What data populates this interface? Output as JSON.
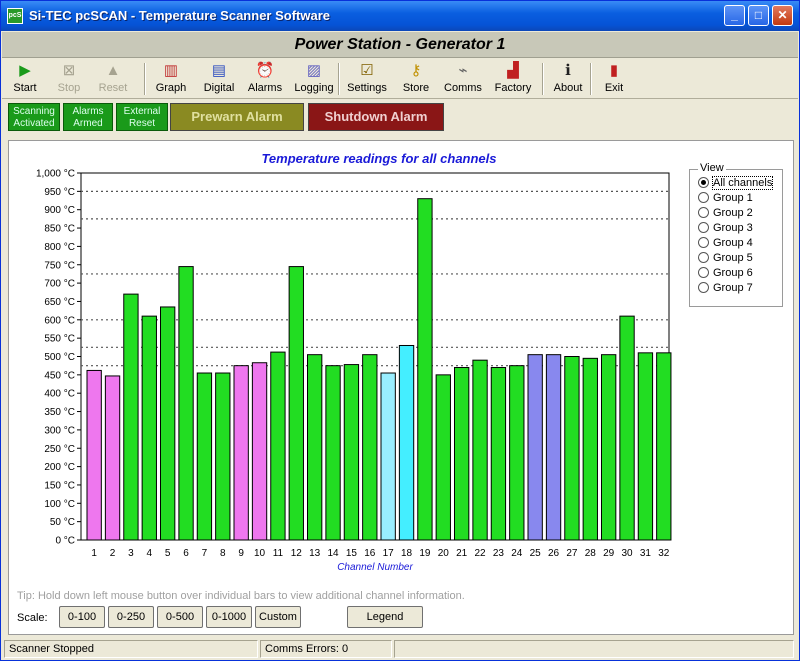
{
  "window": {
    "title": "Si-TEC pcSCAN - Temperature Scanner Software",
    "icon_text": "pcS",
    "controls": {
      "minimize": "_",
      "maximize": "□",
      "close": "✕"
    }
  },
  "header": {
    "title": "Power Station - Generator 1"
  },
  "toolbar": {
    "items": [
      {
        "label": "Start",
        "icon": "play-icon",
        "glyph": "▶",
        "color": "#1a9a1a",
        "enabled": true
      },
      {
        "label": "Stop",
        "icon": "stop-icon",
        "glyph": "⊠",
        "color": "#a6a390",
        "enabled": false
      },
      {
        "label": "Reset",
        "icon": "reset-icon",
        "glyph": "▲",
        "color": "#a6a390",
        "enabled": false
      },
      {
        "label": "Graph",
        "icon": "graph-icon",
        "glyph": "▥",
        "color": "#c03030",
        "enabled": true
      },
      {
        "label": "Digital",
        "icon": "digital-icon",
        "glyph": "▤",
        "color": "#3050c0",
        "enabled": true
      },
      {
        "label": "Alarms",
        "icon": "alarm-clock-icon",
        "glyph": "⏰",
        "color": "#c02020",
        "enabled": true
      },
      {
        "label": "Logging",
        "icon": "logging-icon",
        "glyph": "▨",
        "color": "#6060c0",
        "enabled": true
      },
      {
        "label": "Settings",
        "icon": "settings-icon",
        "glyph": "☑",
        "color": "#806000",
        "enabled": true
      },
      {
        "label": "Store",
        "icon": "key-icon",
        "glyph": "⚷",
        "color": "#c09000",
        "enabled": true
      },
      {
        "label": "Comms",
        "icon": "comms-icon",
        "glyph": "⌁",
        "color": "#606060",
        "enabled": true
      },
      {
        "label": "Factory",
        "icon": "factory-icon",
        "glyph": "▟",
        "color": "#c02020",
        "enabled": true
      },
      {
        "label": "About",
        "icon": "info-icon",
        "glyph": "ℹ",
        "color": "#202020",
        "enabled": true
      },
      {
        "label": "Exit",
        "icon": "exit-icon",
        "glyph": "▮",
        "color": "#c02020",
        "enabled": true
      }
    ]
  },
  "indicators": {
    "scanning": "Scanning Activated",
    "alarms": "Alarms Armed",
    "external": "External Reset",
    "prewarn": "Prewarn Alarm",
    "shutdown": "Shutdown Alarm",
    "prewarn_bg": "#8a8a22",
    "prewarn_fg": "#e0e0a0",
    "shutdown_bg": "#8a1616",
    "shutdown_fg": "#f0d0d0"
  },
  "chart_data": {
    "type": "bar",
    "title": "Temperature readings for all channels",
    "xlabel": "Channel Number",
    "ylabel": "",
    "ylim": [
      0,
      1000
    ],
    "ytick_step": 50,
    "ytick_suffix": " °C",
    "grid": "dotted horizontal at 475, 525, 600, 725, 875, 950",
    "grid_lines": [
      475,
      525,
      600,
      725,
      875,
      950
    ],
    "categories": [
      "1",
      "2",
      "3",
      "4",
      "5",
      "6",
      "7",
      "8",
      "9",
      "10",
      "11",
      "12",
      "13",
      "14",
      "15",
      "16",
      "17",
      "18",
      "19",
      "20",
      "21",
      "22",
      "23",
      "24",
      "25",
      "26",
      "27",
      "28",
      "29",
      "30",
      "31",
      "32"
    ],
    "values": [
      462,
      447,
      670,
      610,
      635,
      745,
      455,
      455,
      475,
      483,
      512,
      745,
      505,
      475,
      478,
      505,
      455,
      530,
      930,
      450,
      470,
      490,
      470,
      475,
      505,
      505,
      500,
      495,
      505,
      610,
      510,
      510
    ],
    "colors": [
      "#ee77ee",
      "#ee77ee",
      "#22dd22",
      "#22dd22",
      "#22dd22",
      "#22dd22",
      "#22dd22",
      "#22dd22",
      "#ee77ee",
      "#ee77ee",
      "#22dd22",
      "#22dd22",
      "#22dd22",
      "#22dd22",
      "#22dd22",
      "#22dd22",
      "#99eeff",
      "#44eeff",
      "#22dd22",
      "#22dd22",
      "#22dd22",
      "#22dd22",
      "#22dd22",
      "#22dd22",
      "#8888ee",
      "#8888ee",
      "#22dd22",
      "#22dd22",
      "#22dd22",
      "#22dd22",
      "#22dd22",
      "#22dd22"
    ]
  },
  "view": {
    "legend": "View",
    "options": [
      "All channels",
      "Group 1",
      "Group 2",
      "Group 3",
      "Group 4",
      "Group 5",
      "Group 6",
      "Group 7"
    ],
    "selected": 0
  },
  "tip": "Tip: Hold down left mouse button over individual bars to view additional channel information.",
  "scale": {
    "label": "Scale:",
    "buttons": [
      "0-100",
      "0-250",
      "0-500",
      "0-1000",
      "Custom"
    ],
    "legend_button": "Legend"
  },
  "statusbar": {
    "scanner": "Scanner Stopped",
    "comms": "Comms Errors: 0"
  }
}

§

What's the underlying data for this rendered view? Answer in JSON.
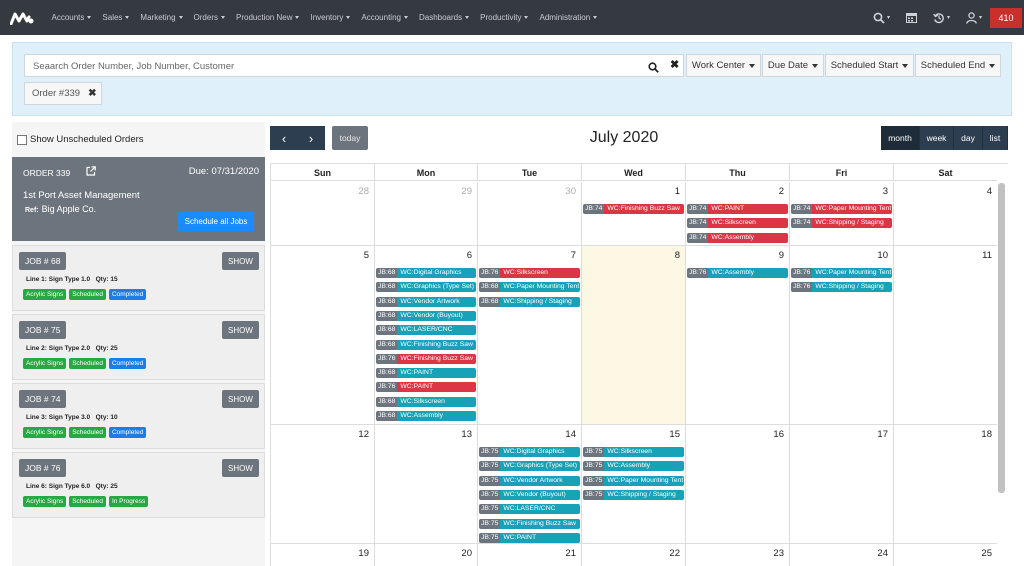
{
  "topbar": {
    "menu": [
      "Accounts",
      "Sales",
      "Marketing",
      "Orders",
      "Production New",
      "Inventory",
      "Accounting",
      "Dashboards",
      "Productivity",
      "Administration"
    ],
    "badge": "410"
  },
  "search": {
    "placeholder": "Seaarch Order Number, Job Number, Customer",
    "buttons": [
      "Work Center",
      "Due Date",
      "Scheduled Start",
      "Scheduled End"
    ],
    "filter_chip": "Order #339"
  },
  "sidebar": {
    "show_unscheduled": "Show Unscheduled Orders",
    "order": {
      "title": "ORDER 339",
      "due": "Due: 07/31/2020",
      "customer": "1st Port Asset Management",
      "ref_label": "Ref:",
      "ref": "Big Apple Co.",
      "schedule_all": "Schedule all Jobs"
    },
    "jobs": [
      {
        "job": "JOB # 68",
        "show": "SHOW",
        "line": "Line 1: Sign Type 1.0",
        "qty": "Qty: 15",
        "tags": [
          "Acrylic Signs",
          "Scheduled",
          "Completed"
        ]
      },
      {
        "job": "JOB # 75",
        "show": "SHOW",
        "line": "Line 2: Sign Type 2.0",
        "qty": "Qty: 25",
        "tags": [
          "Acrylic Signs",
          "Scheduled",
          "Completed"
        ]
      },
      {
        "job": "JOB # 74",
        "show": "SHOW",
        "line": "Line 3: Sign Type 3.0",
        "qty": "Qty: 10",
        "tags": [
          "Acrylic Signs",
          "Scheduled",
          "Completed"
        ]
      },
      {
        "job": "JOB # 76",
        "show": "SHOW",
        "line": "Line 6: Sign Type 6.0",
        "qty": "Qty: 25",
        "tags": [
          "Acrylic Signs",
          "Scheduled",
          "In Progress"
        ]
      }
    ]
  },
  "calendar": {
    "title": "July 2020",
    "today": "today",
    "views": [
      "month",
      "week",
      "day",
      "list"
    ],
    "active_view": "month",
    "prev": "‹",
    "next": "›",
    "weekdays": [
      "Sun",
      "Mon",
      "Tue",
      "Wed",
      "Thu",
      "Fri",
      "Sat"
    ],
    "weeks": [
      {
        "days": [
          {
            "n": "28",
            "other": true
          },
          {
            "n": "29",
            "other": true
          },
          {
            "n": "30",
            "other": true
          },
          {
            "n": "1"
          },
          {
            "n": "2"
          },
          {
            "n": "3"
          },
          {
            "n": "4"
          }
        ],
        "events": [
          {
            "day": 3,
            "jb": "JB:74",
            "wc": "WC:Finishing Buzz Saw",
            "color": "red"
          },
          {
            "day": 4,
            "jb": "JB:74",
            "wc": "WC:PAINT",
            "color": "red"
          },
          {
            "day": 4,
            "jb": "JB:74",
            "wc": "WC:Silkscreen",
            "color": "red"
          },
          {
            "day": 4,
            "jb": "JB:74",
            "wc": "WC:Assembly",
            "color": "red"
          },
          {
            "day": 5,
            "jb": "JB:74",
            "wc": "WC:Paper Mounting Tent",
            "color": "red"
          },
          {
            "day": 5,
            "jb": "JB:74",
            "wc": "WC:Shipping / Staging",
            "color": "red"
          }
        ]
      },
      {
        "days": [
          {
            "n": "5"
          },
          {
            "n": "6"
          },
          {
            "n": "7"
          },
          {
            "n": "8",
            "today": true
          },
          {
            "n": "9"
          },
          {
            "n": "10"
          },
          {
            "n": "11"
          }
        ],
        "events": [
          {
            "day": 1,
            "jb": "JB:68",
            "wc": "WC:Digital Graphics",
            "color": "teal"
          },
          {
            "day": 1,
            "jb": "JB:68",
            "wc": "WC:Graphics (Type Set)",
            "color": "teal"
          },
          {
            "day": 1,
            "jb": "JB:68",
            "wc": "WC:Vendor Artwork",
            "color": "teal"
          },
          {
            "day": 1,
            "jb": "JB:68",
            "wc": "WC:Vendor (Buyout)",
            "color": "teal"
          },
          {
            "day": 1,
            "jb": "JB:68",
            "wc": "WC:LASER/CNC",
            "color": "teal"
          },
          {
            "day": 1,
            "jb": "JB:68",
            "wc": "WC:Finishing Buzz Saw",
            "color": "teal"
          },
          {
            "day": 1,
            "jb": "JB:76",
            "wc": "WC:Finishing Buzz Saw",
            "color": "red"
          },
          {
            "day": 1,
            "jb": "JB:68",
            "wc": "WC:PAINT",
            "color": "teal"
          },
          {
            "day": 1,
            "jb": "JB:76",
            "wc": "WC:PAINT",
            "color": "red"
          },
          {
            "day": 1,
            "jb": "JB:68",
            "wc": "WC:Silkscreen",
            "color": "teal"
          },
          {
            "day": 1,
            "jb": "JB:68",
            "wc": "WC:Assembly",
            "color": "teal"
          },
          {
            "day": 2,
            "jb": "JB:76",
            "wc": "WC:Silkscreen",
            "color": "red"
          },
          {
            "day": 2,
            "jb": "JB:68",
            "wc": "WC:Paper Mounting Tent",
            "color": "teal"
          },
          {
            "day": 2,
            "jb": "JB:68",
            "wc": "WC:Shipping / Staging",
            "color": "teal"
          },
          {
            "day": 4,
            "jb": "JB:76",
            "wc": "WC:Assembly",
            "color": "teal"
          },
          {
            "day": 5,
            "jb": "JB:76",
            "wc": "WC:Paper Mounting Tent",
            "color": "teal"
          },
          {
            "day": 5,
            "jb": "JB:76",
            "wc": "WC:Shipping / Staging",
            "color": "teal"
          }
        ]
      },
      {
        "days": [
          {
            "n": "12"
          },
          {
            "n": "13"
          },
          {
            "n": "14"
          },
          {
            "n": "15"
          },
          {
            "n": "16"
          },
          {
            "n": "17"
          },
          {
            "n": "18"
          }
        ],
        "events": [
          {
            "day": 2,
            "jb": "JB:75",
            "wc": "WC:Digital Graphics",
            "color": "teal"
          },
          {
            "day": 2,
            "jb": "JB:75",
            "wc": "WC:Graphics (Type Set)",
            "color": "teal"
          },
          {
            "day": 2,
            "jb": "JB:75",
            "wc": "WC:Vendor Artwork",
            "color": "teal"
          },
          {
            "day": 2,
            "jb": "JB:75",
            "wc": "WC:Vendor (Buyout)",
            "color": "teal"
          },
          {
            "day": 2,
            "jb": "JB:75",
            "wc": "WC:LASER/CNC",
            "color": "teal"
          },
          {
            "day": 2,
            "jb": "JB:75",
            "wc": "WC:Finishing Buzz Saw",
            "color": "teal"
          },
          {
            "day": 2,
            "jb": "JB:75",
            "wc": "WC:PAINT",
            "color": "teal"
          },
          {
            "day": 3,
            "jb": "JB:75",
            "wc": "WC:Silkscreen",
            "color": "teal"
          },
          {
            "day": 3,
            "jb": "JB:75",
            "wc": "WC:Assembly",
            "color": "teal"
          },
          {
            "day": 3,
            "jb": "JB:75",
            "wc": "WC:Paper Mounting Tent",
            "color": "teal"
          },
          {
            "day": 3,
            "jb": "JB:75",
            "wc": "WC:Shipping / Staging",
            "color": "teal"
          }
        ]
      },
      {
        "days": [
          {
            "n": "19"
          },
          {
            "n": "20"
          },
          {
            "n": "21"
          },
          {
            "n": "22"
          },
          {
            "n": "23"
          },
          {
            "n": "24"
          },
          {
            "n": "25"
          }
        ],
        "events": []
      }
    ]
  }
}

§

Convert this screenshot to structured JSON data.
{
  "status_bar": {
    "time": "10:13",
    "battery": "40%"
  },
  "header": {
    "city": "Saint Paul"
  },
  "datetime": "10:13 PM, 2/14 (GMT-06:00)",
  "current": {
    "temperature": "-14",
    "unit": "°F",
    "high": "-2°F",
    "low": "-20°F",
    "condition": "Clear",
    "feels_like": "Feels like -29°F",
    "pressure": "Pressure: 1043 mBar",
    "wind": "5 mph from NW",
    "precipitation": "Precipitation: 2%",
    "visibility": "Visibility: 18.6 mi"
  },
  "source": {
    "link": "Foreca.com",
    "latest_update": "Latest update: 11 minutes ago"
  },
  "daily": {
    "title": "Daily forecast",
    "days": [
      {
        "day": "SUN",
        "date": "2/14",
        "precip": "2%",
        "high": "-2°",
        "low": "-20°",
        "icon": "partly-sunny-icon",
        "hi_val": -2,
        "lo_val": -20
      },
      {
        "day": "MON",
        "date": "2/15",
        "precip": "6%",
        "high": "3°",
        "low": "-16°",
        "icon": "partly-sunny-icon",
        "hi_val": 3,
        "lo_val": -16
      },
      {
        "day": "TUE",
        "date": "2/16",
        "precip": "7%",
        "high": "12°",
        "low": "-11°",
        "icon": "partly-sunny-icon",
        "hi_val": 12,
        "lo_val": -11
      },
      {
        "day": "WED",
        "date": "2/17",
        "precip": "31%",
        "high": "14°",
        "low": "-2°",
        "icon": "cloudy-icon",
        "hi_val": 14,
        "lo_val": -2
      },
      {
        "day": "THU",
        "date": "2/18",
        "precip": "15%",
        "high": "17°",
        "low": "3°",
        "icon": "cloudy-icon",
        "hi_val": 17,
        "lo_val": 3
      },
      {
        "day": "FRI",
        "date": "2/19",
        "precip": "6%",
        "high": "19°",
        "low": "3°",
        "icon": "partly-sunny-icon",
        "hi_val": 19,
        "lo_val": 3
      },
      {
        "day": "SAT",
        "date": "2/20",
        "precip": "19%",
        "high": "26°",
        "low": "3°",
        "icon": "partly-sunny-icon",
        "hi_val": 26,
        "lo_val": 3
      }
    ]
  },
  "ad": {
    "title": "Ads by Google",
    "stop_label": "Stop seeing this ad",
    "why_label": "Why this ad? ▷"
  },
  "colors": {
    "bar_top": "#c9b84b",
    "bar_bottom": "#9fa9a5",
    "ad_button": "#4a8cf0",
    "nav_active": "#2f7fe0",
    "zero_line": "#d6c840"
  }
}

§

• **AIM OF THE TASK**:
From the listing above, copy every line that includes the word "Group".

• **EXERCISE OUTPUT**:
      "Group 1",
      "Group 2",
      "Group 3",
      "Group 4",
      "Group 5",
      "Group 6",
      "Group 7"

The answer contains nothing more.